Assuming again that the original donor’s intent when giving to a DAF is to support charitable work, it’s hard to imagine putting money into a DAF and then just walking away to watch it evaporate over time as account fees cut into the balance. The experience of Rob (who was kind enough to come The Philanthropy Roundtable’s Annual Meeting last year to discuss the role of philanthropy in a democratic society) actually demonstrates that there is an incentive to push money out of DAFs and into other charities, contrary to the assertion that there is no incentive.
The article in The Atlantic raises questions about whether SVCF specifically has done a good job of pursing its charitable mission (and I am agnostic on that question). But in terms of its generally negative view of DAFs, it does a disservice to readers by neglecting to explain how many philanthropists find them to be valuable and helpful tools as part of their giving strategy.

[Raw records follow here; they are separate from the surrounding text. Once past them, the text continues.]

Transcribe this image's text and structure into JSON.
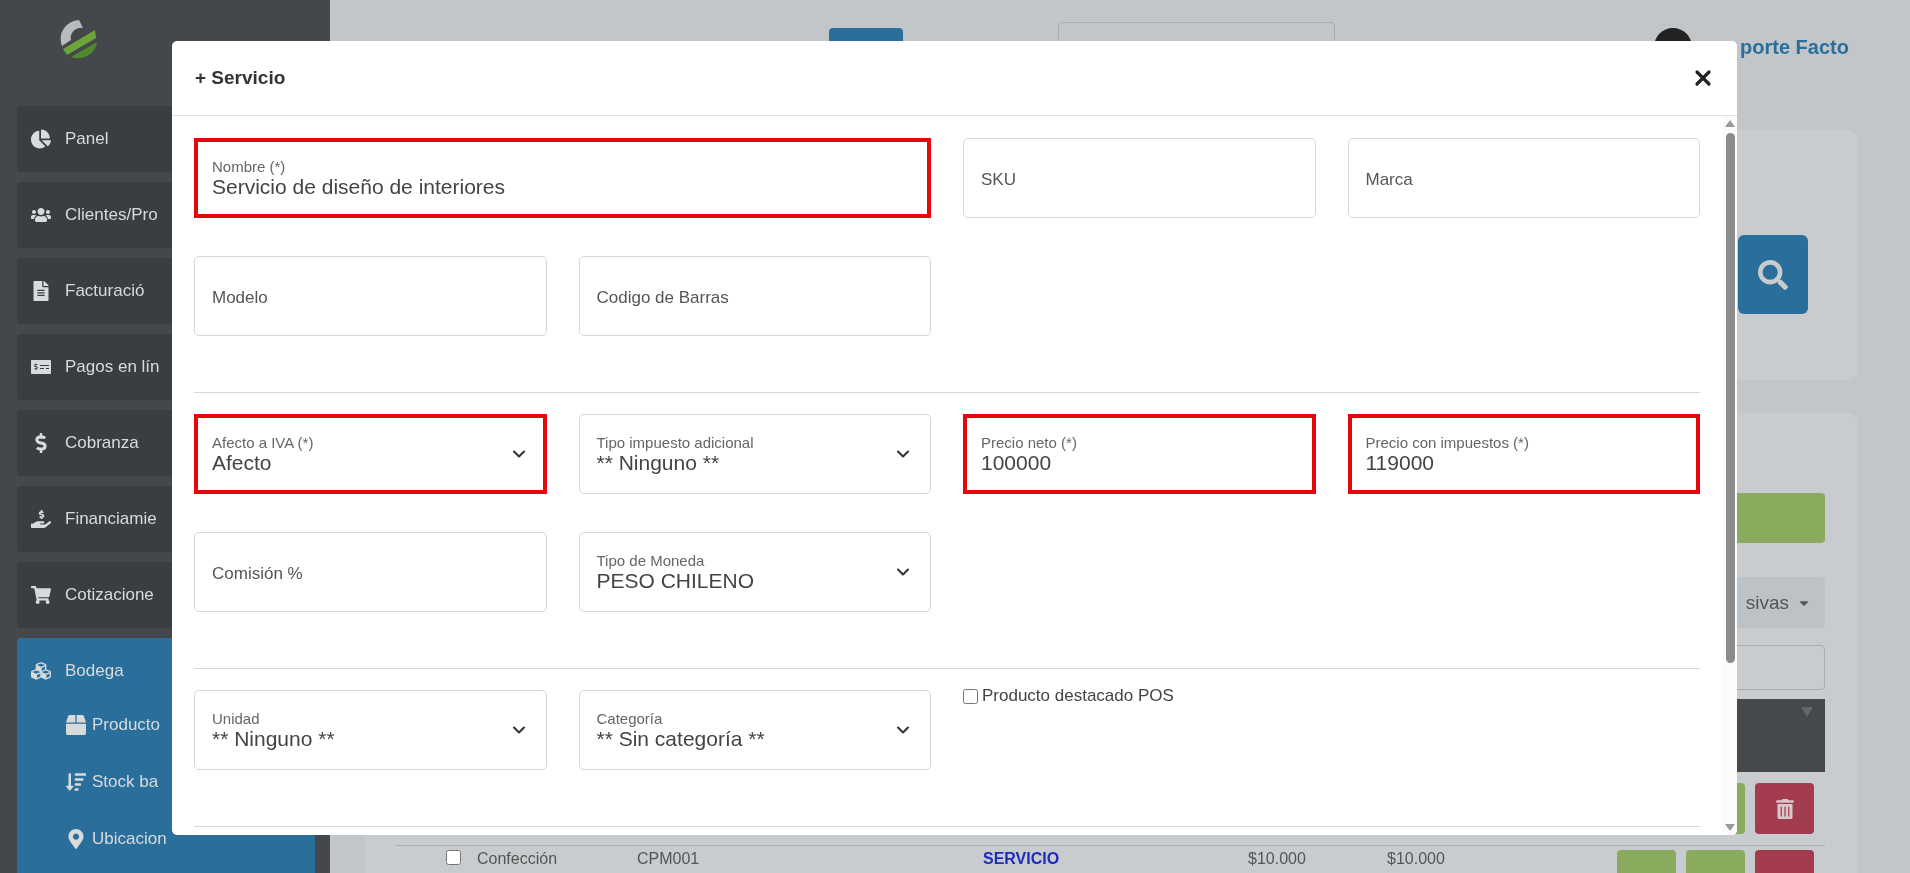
{
  "sidebar": {
    "items": [
      {
        "label": "Panel",
        "selected": false
      },
      {
        "label": "Clientes/Pro",
        "selected": false
      },
      {
        "label": "Facturació",
        "selected": false
      },
      {
        "label": "Pagos en lín",
        "selected": false
      },
      {
        "label": "Cobranza",
        "selected": false
      },
      {
        "label": "Financiamie",
        "selected": false
      },
      {
        "label": "Cotizacione",
        "selected": false
      },
      {
        "label": "Bodega",
        "selected": true,
        "expanded": true,
        "children": [
          {
            "label": "Producto"
          },
          {
            "label": "Stock ba"
          },
          {
            "label": "Ubicacion"
          }
        ]
      }
    ]
  },
  "topbar": {
    "user": "porte Facto"
  },
  "list": {
    "bulk_button": "sivas",
    "rows": [
      {
        "checked": false,
        "column_1": "Confección",
        "column_2": "CPM001",
        "column_3": "SERVICIO",
        "column_4": "$10.000",
        "column_5": "$10.000"
      }
    ]
  },
  "modal": {
    "title": "+ Servicio",
    "sections": [
      {
        "fields": [
          {
            "kind": "text",
            "label": "Nombre (*)",
            "value": "Servicio de diseño de interiores",
            "highlighted": true,
            "wide": true
          },
          {
            "kind": "text",
            "placeholder": "SKU",
            "highlighted": false,
            "wide": false
          },
          {
            "kind": "text",
            "placeholder": "Marca",
            "highlighted": false,
            "wide": false
          },
          {
            "kind": "text",
            "placeholder": "Modelo",
            "highlighted": false,
            "wide": false
          },
          {
            "kind": "text",
            "placeholder": "Codigo de Barras",
            "highlighted": false,
            "wide": false
          }
        ]
      },
      {
        "fields": [
          {
            "kind": "select",
            "label": "Afecto a IVA (*)",
            "value": "Afecto",
            "highlighted": true,
            "wide": false
          },
          {
            "kind": "select",
            "label": "Tipo impuesto adicional",
            "value": "** Ninguno **",
            "highlighted": false,
            "wide": false
          },
          {
            "kind": "text",
            "label": "Precio neto (*)",
            "value": "100000",
            "highlighted": true,
            "wide": false
          },
          {
            "kind": "text",
            "label": "Precio con impuestos (*)",
            "value": "119000",
            "highlighted": true,
            "wide": false
          },
          {
            "kind": "text",
            "placeholder": "Comisión %",
            "highlighted": false,
            "wide": false
          },
          {
            "kind": "select",
            "label": "Tipo de Moneda",
            "value": "PESO CHILENO",
            "highlighted": false,
            "wide": false
          }
        ]
      },
      {
        "fields": [
          {
            "kind": "select",
            "label": "Unidad",
            "value": "** Ninguno **",
            "highlighted": false,
            "wide": false
          },
          {
            "kind": "select",
            "label": "Categoría",
            "value": "** Sin categoría **",
            "highlighted": false,
            "wide": false
          },
          {
            "kind": "checkbox",
            "label": "Producto destacado POS",
            "checked": false
          }
        ]
      }
    ]
  }
}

The critics of DAFs quoted in both articles also should be asked a simple question – if the use and flexibility of DAFs were to be sharply curtailed by, for example, imposing a 5-year limit for funds to be disbursed, how would this increase giving, or at least increase the effectiveness of giving? Most DAFs are established by individuals, and in many cases it seems certain that restricting DAFs will simply mean less money going into them and more money remaining in the donor’s personal bank account, or being given out quickly and without the sort of due diligence that I think most people would hope is done regarding philanthropic giving. At best, all that would happen would be a time-shift in the money given – more this year, but less next year.
There are important questions to be asked and answered about how any specific DAF sponsor is pursuing its charitable mission as well as how these entities fit into the world of philanthropy in general. But too many of the critiques seem to come down to the fact that DAFs look more like individual donors than foundations in some ways, something that seems to me to be a feature and not a bug.